In my art, I concentrate on human beings. My curiousity about the world and people ruling it is of dichotomic nature: success, wealth and royal splendourare juxtaposed with poverty, helplessness and homelessness. The integration of people having fun clashes with the loneliness of an individual in an isolation ward. The superficial seductive charm gets juxtaposed with the ugliness of the protagonists, the detectable depth of experience borders on the superficiality of behaviour. Even the means of artistic expression_ are twofold, the paintings with their intense, bright colours are presented next to black and white compositions, where my meticulous attention to detail conflicts with my approach to situations, problems and objects. The artist emphasises that I am devoid of criticism. Neither do I point out flaws nor judges mistakes. I aim at understanding the motives of others. My work reflects the time in which I live, exposing the superficiality of many phenomena, reveals the inherent systems and imposed criteria determining manners and customs. Like the majority of contemporary artists, my painterly skills get supported by photography. I like painting portraits, including self-portraits. Next to famous people like Czesław Miłosz, Marek Edelman, Queen Elisabeth II or Prince Charles I would also paint an homeless vagrant. The artist does not renounce the work of the great painters, on the contrary, I consciously use the well-known repertoire of forms and signs, quoting them cunningly in my own painterly space. My idol is Gerhard Richter whom I consider having reached the level of the highest initiation. I am under the spell of the magic of his work and highly evaluates all statements by this versatile artist. My admiration gets translated into my own painterly language, sometimes using - like in Genesis of 2013 a€blurring and softening of a figure's contour, characteristic for Richter.

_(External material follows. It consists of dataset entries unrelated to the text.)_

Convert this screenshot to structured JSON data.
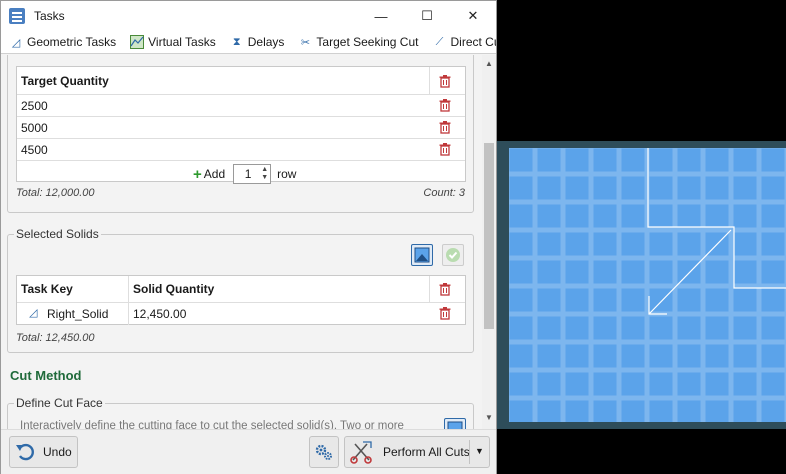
{
  "window": {
    "title": "Tasks",
    "minimize_glyph": "—",
    "maximize_glyph": "☐",
    "close_glyph": "✕"
  },
  "tabs": [
    {
      "label": "Geometric Tasks",
      "icon": "geometric-icon"
    },
    {
      "label": "Virtual Tasks",
      "icon": "virtual-icon"
    },
    {
      "label": "Delays",
      "icon": "hourglass-icon"
    },
    {
      "label": "Target Seeking Cut",
      "icon": "target-cut-icon"
    },
    {
      "label": "Direct Cut",
      "icon": "direct-cut-icon"
    }
  ],
  "target_table": {
    "header": "Target Quantity",
    "rows": [
      "2500",
      "5000",
      "4500"
    ],
    "add_label": "Add",
    "add_count": "1",
    "row_label": "row",
    "total": "Total: 12,000.00",
    "count": "Count: 3"
  },
  "selected_solids": {
    "legend": "Selected Solids",
    "col_task_key": "Task Key",
    "col_solid_qty": "Solid Quantity",
    "rows": [
      {
        "task_key": "Right_Solid",
        "solid_quantity": "12,450.00"
      }
    ],
    "total": "Total: 12,450.00"
  },
  "cut_method": {
    "title": "Cut Method",
    "define_legend": "Define Cut Face",
    "description": "Interactively define the cutting face to cut the selected solid(s). Two or more"
  },
  "bottom": {
    "undo_label": "Undo",
    "perform_label": "Perform All Cuts"
  },
  "colors": {
    "accent": "#1f6a3a",
    "trash": "#c0393b",
    "mesh_fill": "#5ba3ea",
    "mesh_lines": "#7db6ee",
    "mesh_border": "#2e4d5a"
  }
}
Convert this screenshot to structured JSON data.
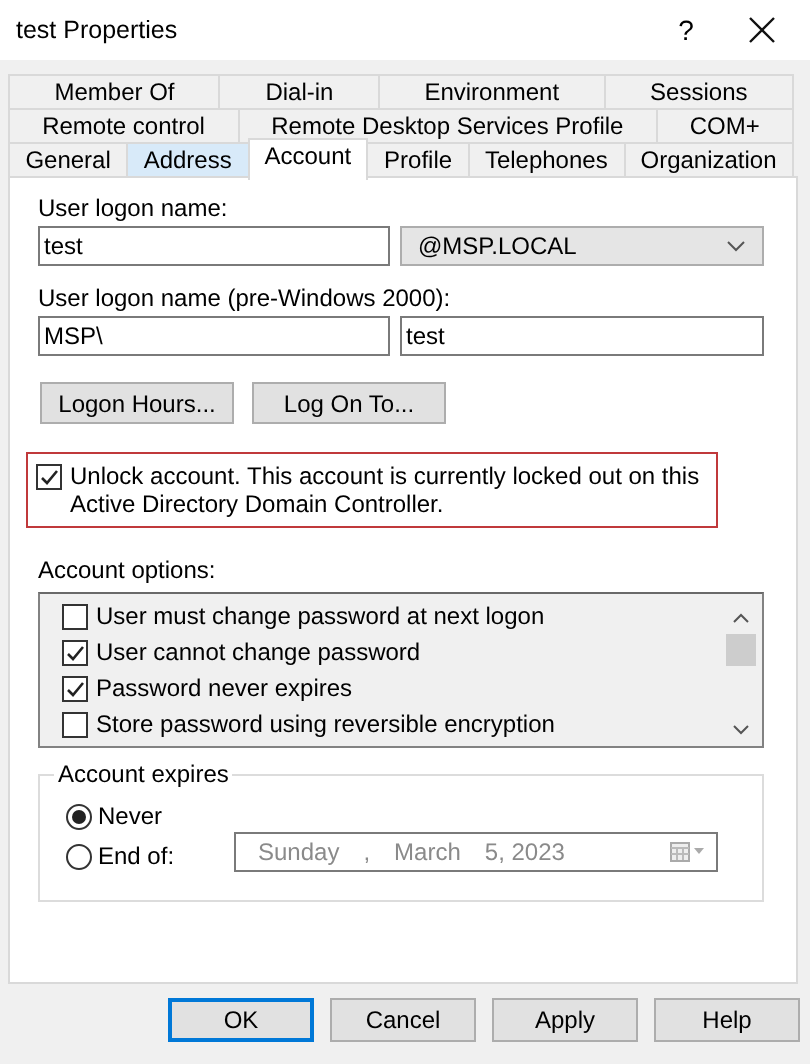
{
  "window": {
    "title": "test Properties",
    "help_button": "?"
  },
  "tab_rows": [
    [
      {
        "label": "Member Of",
        "selected": false,
        "hovered": false
      },
      {
        "label": "Dial-in",
        "selected": false,
        "hovered": false
      },
      {
        "label": "Environment",
        "selected": false,
        "hovered": false
      },
      {
        "label": "Sessions",
        "selected": false,
        "hovered": false
      }
    ],
    [
      {
        "label": "Remote control",
        "selected": false,
        "hovered": false
      },
      {
        "label": "Remote Desktop Services Profile",
        "selected": false,
        "hovered": false
      },
      {
        "label": "COM+",
        "selected": false,
        "hovered": false
      }
    ],
    [
      {
        "label": "General",
        "selected": false,
        "hovered": false
      },
      {
        "label": "Address",
        "selected": false,
        "hovered": true
      },
      {
        "label": "Account",
        "selected": true,
        "hovered": false
      },
      {
        "label": "Profile",
        "selected": false,
        "hovered": false
      },
      {
        "label": "Telephones",
        "selected": false,
        "hovered": false
      },
      {
        "label": "Organization",
        "selected": false,
        "hovered": false
      }
    ]
  ],
  "account": {
    "logon_name_label": "User logon name:",
    "logon_name": "test",
    "domain": "@MSP.LOCAL",
    "pre2000_label": "User logon name (pre-Windows 2000):",
    "pre2000_domain": "MSP\\",
    "pre2000_name": "test",
    "buttons": [
      "Logon Hours...",
      "Log On To..."
    ],
    "unlock": {
      "label": "Unlock account. This account is currently locked out on this Active Directory Domain Controller.",
      "checked": true,
      "highlighted": true
    },
    "options_label": "Account options:",
    "options": [
      {
        "label": "User must change password at next logon",
        "checked": false
      },
      {
        "label": "User cannot change password",
        "checked": true
      },
      {
        "label": "Password never expires",
        "checked": true
      },
      {
        "label": "Store password using reversible encryption",
        "checked": false
      }
    ],
    "expires": {
      "label": "Account expires",
      "choices": [
        {
          "label": "Never",
          "selected": true
        },
        {
          "label": "End of:",
          "selected": false
        }
      ],
      "date": {
        "disabled": true,
        "parts": [
          "Sunday",
          ",",
          "March",
          "5, 2023"
        ]
      }
    }
  },
  "footer_buttons": [
    {
      "label": "OK",
      "default": true
    },
    {
      "label": "Cancel",
      "default": false
    },
    {
      "label": "Apply",
      "default": false
    },
    {
      "label": "Help",
      "default": false
    }
  ]
}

Genesis is a subtle and sensitive story about the relationship between mother and child, the original instinct of maternity which is always present in the life of a woman. Their compostion reminds of the way it was treated in Gothic art and the circle of so-called Master of Beautiful Madonnas. We recognise a similar stylization characterised by glamour, peculiar lyricism and idealisation. Even the way of holding a child or sofly formed fabric of the dress are references to the canon of medieval beauty. The first works of the Carousel cycle were inspired by a poem by Czesław Miłosz „Campo di Fiori” which the Polish Nobel Prize winner wrote in Easter 1943. The date of the poem coincides with the dramatic battle into the Warsaw ghetto. On the other side of the ghetto wall, following the order of the Nazis, a carousel was placed, so that joyful and rhythmical music would drown out the sounds of the Jewish uprising. Two worlds cunningly juxtaposed - people enjoying themselves on one side and people dying, lonely and forgotten, on the other side of the high wall a€were presented in a black-and- white convention. In other paintings of the same cycle, I introduced bright and luminous colours, characteristic for the atmosphere of a funfair, glittering lights. I suceeded in creating the atmosphere of provincial entertainement, suggestively conveying the circular movement of this tawdry and flowery machine which takes the participants of this fun onto the whirling rhythm of their ride of different intensity. Looking at this fairy-tale world and people going up and then falling down, we interpret its message as a story about our fate, of which unforseen ways leave us in constant tension and lack of stability. Those paintings makes us realize how much undefined is the carousel of life in which we live, where everything is fluid and uncertain, and when it gets subjected to running round in circles it looses its shape and equilibrium. Hence, we loose our contours and get lost in the muddled, complicated and uncertain world.